If you were diagnosed with an allergy to peanuts as a child, you have no doubt lived your adult life in dread of a stray nut, or its oil, finding its way into your food. Only one one-thousandth of a peanut can send susceptible people into full-blown anaphylactic shock: their blood pressure plummets, their breathing becomes labored, and their tongues and throats can swell to the point of suffocation. Indeed, peanut allergiesthe most severe of all food allergieskill an estimated 100 people each year. Given the threat, few would even think of being retested.

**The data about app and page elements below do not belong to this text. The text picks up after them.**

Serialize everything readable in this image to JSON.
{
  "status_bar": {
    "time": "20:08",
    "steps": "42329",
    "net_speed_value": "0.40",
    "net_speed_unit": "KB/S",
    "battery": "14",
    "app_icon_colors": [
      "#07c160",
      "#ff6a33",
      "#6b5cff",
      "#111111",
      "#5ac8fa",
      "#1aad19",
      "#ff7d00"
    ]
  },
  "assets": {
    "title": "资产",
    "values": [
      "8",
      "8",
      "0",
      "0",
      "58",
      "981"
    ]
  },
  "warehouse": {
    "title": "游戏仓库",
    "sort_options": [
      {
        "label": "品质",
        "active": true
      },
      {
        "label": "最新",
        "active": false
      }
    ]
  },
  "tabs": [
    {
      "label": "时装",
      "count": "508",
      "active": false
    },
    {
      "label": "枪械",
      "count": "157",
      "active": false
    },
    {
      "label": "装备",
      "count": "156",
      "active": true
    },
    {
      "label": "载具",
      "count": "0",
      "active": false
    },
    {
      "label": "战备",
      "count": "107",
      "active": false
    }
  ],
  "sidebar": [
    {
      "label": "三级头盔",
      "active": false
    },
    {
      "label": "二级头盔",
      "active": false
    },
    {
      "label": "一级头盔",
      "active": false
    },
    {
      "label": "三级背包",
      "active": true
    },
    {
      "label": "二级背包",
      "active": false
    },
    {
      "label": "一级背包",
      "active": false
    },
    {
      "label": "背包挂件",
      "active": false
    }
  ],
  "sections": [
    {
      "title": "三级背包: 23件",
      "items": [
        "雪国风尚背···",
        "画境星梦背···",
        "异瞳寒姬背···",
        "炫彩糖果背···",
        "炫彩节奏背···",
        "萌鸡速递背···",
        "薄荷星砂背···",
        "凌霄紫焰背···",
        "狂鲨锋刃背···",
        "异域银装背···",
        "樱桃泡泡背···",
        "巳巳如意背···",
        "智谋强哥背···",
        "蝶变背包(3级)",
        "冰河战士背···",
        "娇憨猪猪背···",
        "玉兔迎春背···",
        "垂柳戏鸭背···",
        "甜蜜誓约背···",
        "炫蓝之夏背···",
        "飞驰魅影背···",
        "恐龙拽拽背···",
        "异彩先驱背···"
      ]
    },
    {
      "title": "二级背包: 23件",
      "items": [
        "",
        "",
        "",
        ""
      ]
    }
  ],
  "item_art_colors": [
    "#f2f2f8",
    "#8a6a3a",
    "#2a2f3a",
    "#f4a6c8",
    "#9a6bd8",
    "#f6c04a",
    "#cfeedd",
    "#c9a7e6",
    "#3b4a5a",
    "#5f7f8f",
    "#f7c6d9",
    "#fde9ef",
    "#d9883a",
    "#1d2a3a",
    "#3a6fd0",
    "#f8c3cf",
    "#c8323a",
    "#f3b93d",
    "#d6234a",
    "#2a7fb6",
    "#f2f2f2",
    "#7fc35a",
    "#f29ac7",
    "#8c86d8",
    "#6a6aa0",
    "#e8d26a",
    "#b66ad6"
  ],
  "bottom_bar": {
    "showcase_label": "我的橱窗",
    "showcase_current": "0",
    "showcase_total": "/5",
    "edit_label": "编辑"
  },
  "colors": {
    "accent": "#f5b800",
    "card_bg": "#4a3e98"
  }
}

"Until now, the rules have been that when you diagnose a patient with peanut allergy, tell them that it is a life-long allergy," says Robert Wood of Johns Hopkins University. In a new study, however, Wood and his colleagues discovered that roughly 20 percent of 223 patients with well-documented peanut allergies no longer had adverse reactions. "I recommend from this study that children with peanut allergy be retested on a regular basis, every one or two years," Wood adds. Adults who have not had reactions since childhood should similarly undergo reevaluation, he says.

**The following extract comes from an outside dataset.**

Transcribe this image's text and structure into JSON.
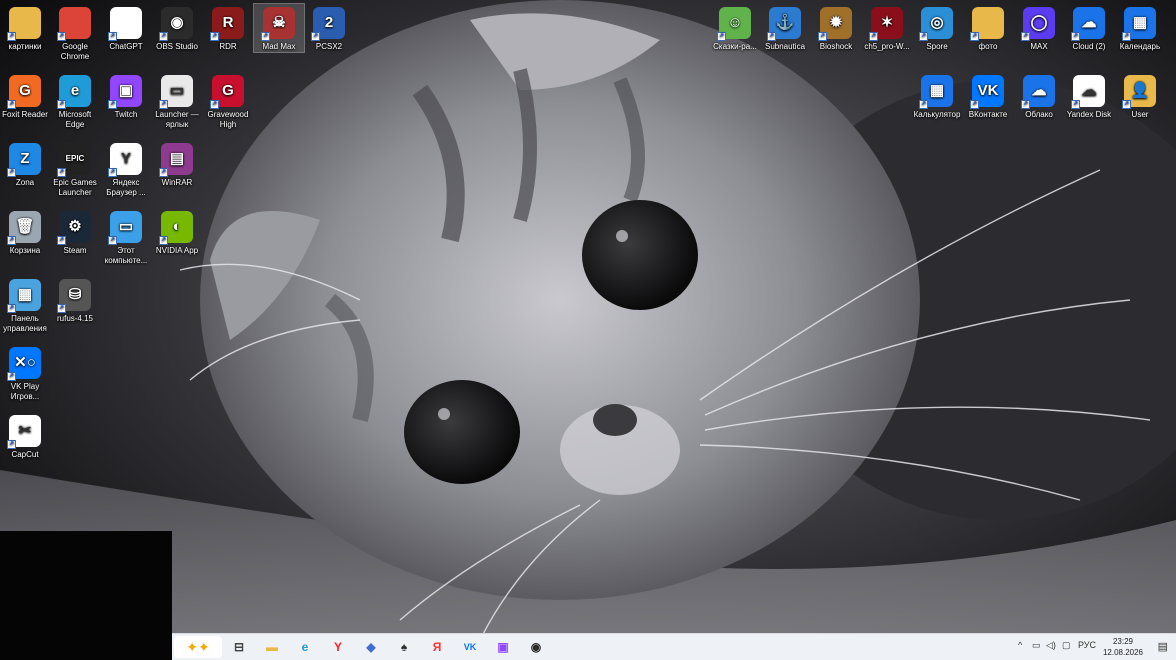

To conduct the study safely, Wood and his colleagues first gave skin tests to all 223 subjects. They also measured the amount of Immunoglobulin E (IgE)an antibody that causes allergic reactionsin their blood. Only those patients who had sufficiently low IgE levels were invited to ingest a four-gram dose of peanut protein. Of the 85 eligible and willing participants, 48 suffered no consequences. "People who may have outgrown their allergy, based on the criteria established in this study, should definitely go through a formal oral challenge under a doctor's supervision," Wood says. "Relieving the burden of fear that is caused by peanut allergy is easily worth going through the challenge."